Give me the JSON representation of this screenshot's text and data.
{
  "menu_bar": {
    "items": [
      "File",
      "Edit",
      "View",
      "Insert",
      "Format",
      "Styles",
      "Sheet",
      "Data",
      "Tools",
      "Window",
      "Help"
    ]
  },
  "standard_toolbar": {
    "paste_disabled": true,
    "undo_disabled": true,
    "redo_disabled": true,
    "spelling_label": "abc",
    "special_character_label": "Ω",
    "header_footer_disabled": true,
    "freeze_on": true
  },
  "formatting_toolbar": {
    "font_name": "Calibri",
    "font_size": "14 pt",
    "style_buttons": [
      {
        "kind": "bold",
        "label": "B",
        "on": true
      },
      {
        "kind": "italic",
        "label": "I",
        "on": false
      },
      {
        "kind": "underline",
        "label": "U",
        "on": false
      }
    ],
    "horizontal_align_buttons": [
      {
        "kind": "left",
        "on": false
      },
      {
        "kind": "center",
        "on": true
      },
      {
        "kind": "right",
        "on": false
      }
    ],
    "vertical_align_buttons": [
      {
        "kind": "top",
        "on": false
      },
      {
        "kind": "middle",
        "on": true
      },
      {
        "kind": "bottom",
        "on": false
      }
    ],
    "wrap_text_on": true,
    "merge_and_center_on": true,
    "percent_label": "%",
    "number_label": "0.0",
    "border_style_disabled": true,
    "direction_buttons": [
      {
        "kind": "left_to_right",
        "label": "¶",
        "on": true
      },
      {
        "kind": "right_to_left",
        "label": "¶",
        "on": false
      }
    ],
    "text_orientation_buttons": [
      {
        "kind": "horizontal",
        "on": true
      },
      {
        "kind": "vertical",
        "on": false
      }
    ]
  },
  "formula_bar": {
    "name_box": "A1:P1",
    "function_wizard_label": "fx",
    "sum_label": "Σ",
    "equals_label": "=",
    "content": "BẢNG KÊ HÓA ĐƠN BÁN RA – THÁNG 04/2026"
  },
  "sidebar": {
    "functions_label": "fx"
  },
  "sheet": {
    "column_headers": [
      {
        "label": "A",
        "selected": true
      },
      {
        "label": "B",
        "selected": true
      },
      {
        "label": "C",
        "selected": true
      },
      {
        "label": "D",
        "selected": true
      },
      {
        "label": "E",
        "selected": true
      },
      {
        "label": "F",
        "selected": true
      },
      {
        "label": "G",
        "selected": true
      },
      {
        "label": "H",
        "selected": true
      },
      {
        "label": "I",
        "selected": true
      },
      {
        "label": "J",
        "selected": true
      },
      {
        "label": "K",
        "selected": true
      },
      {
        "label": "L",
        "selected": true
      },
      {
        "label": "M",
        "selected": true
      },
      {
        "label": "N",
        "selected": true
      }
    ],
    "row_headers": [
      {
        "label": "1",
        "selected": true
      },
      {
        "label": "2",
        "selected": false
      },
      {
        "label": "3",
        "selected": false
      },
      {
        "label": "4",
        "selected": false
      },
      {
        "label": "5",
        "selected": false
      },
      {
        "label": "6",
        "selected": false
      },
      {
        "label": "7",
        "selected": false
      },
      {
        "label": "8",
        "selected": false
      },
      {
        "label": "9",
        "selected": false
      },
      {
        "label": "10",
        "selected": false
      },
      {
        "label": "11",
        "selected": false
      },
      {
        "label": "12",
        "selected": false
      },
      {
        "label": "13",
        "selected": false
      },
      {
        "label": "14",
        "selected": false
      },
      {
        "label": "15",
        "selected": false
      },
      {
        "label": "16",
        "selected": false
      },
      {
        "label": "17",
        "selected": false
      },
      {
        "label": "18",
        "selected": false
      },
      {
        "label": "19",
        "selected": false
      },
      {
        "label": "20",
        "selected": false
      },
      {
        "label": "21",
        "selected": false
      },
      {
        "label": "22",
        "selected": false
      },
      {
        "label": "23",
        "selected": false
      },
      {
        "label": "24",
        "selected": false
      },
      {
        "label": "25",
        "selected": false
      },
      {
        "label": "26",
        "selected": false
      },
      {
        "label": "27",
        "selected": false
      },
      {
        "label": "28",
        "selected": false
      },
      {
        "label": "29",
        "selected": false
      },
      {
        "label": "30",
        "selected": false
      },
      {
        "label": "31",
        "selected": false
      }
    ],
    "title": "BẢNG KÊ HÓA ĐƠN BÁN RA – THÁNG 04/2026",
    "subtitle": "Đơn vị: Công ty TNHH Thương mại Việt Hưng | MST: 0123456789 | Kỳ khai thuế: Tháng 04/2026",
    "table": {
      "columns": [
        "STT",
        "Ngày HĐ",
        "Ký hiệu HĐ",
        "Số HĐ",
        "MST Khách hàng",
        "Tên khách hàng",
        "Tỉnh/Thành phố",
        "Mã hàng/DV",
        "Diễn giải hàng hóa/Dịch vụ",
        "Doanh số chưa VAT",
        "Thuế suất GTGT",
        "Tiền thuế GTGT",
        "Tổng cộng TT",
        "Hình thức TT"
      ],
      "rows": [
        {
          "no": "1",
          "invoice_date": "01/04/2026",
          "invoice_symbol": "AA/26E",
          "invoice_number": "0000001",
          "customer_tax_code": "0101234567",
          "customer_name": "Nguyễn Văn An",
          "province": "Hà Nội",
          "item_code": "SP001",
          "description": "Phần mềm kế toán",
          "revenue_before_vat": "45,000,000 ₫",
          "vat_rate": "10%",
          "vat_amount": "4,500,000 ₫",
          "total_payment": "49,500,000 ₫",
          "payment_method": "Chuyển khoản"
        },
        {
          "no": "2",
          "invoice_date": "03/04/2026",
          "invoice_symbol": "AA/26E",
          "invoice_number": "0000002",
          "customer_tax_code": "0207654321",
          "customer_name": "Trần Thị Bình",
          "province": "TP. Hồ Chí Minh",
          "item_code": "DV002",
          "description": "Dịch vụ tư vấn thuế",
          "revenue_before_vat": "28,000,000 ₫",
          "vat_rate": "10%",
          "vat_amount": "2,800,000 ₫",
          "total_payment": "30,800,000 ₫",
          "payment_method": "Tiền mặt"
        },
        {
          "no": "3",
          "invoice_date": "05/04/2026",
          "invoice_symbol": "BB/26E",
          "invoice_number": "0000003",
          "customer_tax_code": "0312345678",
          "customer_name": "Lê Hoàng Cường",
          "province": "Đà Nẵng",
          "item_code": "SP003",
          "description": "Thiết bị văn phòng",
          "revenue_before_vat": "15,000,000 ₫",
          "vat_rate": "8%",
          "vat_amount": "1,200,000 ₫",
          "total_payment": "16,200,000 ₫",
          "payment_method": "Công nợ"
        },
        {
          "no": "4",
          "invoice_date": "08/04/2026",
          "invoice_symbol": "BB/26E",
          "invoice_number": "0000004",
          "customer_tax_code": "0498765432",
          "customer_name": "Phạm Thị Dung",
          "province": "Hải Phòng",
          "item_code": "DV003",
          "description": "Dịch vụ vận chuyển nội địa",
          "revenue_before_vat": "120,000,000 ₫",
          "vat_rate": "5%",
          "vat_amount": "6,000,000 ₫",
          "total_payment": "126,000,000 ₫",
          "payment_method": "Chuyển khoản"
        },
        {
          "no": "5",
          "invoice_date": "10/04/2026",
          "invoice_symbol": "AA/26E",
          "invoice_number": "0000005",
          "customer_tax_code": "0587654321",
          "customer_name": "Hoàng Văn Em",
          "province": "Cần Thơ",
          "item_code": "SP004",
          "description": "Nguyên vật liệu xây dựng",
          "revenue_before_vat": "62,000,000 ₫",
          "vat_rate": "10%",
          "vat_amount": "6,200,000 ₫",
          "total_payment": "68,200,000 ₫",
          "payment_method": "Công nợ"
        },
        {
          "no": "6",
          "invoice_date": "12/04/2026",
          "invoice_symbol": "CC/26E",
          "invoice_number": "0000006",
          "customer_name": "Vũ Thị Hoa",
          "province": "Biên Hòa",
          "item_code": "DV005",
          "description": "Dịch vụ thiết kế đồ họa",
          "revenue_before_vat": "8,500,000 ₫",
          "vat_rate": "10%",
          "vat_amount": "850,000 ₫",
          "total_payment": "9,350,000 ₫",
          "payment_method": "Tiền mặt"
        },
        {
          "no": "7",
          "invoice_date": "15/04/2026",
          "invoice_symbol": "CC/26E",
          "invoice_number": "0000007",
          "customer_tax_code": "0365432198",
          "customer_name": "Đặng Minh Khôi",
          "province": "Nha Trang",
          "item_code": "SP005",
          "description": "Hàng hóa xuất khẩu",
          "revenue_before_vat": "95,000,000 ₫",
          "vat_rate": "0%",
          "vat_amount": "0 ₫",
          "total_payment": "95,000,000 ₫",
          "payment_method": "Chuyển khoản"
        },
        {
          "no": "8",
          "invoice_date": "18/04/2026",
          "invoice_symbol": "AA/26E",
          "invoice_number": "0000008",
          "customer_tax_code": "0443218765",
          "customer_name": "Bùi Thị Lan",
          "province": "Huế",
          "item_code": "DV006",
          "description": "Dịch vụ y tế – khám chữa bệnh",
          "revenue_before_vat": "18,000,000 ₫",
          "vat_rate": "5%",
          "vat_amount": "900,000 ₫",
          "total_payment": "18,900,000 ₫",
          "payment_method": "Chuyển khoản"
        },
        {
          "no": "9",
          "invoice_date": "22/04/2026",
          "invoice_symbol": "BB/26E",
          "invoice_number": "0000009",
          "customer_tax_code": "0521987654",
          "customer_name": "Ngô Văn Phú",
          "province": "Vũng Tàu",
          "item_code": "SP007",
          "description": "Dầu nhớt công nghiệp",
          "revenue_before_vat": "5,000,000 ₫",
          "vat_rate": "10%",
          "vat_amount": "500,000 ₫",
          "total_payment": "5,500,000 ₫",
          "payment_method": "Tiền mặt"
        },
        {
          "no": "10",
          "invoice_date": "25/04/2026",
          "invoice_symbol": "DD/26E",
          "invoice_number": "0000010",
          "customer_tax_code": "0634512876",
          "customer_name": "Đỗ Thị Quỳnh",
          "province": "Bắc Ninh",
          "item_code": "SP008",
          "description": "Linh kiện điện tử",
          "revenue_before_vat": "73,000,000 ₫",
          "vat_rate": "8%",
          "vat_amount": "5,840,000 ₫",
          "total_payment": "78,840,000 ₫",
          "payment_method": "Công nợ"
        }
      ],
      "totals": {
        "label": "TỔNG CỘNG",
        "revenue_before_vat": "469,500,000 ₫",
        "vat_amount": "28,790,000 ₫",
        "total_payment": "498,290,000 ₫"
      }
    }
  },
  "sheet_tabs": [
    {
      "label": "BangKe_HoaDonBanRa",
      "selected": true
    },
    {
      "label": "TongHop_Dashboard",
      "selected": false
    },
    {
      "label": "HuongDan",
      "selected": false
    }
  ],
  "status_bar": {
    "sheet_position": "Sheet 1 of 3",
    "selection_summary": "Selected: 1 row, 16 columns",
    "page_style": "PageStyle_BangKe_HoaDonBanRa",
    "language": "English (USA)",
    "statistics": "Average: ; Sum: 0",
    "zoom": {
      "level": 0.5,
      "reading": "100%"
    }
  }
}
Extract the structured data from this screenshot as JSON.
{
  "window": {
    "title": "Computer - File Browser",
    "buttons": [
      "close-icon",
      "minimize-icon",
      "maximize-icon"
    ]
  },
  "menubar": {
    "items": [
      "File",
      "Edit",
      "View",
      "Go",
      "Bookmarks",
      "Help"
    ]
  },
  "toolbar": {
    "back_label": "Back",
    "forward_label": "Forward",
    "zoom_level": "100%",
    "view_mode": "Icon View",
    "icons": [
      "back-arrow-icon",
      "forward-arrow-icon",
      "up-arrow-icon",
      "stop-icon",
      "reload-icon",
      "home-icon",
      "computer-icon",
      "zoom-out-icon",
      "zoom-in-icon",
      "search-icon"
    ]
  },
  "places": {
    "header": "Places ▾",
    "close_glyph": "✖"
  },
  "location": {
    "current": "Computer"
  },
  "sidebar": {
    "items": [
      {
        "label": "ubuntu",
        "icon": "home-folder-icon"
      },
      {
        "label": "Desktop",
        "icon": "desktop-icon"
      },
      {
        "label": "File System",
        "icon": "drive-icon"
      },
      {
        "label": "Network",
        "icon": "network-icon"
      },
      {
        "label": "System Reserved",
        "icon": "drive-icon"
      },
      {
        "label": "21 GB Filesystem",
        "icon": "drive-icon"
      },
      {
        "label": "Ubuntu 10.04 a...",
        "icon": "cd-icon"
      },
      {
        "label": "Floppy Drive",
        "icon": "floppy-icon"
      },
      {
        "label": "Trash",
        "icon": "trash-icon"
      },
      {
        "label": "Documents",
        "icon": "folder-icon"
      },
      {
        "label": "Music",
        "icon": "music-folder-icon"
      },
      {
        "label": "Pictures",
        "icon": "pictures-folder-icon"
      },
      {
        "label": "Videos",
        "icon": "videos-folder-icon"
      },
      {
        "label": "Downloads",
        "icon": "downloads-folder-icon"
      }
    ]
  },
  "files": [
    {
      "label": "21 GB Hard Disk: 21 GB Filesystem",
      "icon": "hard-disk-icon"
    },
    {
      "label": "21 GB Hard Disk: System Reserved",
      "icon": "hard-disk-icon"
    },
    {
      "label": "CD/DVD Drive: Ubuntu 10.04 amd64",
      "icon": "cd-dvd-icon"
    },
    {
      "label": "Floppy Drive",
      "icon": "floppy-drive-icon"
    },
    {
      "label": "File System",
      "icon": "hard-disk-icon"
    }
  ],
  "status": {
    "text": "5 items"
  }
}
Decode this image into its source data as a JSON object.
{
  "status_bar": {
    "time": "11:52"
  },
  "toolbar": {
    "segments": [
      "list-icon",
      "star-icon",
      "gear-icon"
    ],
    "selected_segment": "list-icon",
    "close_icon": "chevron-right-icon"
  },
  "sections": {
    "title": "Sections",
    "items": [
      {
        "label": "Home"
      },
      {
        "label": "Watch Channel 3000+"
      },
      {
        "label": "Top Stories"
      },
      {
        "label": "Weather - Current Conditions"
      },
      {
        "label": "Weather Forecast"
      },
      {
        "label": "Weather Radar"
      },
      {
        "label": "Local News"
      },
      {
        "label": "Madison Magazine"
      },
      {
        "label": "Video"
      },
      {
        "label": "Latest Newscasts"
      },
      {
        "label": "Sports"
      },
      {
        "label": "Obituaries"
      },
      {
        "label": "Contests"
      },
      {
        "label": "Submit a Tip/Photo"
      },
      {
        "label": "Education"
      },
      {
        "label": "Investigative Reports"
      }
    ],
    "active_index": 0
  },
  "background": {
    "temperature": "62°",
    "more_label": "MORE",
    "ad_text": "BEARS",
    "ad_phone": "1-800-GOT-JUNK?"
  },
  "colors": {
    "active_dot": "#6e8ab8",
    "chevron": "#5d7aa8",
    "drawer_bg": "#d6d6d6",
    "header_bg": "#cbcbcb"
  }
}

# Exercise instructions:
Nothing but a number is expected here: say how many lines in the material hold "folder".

# Response for this exercise:
6